ABOUT THIS EXERCISE = Return every line from the records below with the string "unit".

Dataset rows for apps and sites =

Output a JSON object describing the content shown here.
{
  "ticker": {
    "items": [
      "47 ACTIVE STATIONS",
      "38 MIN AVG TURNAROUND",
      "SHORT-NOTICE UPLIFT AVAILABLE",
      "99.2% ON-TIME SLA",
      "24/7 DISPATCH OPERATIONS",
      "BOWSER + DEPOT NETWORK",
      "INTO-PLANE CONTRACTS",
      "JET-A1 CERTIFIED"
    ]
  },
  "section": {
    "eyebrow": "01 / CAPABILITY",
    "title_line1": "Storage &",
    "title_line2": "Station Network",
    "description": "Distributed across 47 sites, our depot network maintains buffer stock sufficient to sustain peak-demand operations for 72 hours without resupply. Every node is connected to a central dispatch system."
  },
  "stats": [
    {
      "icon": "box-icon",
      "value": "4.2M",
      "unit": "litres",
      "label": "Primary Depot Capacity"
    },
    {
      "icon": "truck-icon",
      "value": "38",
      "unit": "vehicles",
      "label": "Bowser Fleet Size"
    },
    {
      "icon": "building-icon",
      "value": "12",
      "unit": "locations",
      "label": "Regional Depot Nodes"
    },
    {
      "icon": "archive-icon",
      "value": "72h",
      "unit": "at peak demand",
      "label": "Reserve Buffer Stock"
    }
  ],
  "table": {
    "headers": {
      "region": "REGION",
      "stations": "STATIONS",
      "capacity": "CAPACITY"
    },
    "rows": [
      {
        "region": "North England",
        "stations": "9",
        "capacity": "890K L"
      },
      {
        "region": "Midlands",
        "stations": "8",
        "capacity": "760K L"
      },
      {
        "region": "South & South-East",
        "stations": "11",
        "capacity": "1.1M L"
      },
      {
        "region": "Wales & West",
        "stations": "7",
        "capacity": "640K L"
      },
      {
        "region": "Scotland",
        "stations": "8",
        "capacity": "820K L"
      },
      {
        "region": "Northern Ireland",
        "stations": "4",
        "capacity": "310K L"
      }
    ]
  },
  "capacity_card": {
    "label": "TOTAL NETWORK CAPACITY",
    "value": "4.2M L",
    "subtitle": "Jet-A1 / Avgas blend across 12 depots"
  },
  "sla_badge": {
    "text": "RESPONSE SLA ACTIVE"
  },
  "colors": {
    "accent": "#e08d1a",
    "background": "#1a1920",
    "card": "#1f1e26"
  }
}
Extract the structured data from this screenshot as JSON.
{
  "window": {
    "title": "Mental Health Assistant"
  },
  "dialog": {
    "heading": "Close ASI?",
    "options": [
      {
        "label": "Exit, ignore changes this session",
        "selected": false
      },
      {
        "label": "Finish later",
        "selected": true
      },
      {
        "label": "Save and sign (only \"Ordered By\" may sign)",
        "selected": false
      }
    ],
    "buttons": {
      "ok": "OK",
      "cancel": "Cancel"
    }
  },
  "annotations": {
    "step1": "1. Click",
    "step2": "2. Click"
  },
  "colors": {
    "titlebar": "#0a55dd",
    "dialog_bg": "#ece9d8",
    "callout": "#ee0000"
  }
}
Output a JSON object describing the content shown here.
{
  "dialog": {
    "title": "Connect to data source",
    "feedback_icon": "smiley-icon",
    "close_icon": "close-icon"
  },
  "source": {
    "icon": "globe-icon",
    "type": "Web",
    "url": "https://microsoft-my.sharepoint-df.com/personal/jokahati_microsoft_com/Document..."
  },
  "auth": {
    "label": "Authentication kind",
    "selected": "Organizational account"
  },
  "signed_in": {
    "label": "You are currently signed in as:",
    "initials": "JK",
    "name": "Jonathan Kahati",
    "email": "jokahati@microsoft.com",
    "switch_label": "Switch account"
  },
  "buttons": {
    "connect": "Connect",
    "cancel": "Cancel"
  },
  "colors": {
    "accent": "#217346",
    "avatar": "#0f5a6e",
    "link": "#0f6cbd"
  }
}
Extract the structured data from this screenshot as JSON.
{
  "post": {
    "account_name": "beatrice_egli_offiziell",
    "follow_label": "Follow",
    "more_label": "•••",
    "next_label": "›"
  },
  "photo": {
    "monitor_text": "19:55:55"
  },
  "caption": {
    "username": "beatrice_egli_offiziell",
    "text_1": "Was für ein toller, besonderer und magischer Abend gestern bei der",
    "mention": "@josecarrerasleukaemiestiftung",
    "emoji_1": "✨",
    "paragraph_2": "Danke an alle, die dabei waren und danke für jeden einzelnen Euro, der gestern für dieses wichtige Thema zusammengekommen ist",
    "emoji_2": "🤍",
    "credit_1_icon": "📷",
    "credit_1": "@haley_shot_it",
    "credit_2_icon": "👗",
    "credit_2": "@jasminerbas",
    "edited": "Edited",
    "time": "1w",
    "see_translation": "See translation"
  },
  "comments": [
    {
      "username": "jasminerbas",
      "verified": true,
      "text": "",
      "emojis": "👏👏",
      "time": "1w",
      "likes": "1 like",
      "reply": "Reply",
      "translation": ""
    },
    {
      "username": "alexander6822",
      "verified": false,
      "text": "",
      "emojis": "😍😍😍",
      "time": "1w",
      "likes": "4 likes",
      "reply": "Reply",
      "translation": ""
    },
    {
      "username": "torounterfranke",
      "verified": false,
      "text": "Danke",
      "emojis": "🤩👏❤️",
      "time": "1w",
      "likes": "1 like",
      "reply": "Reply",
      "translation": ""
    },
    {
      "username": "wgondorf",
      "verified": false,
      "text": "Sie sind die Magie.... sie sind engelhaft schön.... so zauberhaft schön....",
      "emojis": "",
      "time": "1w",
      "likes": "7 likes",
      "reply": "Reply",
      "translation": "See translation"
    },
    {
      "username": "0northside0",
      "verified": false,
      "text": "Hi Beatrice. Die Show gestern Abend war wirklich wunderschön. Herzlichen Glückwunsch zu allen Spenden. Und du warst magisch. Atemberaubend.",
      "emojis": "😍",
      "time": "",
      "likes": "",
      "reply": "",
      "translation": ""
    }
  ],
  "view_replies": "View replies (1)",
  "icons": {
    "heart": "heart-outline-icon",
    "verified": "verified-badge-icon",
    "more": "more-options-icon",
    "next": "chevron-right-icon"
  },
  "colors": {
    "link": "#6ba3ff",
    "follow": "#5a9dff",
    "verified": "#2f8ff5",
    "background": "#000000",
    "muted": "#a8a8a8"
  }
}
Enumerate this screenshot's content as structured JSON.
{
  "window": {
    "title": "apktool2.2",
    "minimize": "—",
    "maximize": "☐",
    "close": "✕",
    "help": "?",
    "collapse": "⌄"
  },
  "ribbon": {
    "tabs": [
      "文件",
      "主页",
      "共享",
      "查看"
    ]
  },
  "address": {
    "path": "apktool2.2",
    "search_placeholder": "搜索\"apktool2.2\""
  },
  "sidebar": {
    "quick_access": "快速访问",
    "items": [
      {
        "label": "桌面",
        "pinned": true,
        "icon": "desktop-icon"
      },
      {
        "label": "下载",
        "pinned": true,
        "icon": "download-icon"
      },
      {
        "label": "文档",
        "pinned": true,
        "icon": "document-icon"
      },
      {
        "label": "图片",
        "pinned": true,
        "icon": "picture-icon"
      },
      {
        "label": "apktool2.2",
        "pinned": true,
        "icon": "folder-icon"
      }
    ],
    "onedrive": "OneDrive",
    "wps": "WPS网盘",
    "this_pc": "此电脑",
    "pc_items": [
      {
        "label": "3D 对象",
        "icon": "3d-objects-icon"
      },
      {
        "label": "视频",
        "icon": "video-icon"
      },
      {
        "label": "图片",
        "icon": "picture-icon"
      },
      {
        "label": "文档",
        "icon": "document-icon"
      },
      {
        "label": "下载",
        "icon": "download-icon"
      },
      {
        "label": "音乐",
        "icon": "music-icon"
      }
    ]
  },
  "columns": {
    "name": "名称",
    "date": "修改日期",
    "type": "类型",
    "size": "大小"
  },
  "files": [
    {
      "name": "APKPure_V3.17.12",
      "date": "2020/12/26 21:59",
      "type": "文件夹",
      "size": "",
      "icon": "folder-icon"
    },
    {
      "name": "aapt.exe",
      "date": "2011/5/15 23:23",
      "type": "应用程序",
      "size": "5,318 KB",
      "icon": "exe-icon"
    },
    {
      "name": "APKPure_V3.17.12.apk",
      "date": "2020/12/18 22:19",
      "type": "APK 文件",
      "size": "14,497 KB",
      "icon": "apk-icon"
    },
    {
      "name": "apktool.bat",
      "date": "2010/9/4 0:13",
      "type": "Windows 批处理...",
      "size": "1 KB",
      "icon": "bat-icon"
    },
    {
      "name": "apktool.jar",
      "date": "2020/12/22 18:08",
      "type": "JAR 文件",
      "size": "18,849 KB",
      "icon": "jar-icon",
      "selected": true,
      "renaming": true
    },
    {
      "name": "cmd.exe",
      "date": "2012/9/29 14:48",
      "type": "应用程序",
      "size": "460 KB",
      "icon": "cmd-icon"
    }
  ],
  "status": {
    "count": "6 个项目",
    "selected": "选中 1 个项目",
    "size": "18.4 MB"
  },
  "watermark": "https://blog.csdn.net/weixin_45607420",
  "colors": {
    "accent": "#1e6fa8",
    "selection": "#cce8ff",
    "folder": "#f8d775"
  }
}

SOLUTION =
      "unit": "litres",
      "unit": "vehicles",
      "unit": "locations",
      "unit": "at peak demand",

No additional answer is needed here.